----- Provided entries
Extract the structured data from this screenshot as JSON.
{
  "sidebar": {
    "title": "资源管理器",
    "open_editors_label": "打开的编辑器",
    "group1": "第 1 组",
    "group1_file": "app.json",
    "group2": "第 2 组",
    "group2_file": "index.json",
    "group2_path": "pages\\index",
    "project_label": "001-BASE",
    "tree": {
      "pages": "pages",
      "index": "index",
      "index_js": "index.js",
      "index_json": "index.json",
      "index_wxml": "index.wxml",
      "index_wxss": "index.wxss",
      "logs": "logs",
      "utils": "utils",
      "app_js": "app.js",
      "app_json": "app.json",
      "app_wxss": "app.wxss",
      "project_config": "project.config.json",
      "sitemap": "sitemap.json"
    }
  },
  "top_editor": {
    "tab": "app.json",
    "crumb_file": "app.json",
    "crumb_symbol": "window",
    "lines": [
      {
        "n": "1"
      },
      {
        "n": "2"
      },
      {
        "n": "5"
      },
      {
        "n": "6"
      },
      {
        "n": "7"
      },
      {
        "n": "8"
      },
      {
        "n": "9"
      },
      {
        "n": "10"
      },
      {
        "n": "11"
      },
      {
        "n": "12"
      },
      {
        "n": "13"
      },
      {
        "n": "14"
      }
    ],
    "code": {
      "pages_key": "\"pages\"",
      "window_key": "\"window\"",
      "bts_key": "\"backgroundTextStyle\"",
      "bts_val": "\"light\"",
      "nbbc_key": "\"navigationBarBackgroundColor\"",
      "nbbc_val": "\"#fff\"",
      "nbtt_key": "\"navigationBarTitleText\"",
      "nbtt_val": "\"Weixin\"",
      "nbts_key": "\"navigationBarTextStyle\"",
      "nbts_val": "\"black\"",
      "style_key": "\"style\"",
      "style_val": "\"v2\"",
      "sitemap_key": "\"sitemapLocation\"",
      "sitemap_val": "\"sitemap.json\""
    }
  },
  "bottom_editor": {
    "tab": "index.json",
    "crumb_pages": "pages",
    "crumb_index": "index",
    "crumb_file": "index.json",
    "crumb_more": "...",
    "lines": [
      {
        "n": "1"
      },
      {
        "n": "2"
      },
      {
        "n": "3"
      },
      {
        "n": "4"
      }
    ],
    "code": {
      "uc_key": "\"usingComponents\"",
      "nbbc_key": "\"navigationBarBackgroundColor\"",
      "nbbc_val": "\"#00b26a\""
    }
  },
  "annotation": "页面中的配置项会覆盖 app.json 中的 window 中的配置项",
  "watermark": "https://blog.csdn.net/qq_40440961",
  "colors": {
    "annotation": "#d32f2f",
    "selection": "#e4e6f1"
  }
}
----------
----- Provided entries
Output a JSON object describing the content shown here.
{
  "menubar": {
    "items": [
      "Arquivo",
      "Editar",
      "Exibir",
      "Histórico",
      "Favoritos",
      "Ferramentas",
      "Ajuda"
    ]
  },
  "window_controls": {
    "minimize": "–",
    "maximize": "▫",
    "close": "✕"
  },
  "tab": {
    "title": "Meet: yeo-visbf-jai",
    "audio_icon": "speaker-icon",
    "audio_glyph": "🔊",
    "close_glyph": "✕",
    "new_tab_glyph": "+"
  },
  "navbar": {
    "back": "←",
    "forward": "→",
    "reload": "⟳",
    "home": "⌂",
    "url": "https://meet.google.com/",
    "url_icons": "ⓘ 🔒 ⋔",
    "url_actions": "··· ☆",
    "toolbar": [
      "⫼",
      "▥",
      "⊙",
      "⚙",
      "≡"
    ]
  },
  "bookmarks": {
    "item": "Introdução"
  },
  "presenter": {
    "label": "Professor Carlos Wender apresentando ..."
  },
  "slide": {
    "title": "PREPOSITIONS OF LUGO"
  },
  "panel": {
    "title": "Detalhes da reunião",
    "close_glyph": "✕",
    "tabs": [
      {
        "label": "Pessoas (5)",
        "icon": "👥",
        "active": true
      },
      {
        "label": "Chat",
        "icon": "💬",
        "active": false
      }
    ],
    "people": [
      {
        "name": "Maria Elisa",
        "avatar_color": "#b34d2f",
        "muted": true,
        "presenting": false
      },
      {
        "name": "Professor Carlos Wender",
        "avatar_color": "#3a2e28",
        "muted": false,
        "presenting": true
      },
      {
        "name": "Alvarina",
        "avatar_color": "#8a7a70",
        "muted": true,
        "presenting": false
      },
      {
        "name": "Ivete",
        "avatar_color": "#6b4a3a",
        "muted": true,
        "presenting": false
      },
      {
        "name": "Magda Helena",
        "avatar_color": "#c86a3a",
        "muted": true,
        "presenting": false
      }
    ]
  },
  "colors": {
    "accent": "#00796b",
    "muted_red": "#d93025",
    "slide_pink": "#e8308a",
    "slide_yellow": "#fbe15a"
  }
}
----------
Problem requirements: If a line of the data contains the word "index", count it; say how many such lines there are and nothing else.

Answer space: 10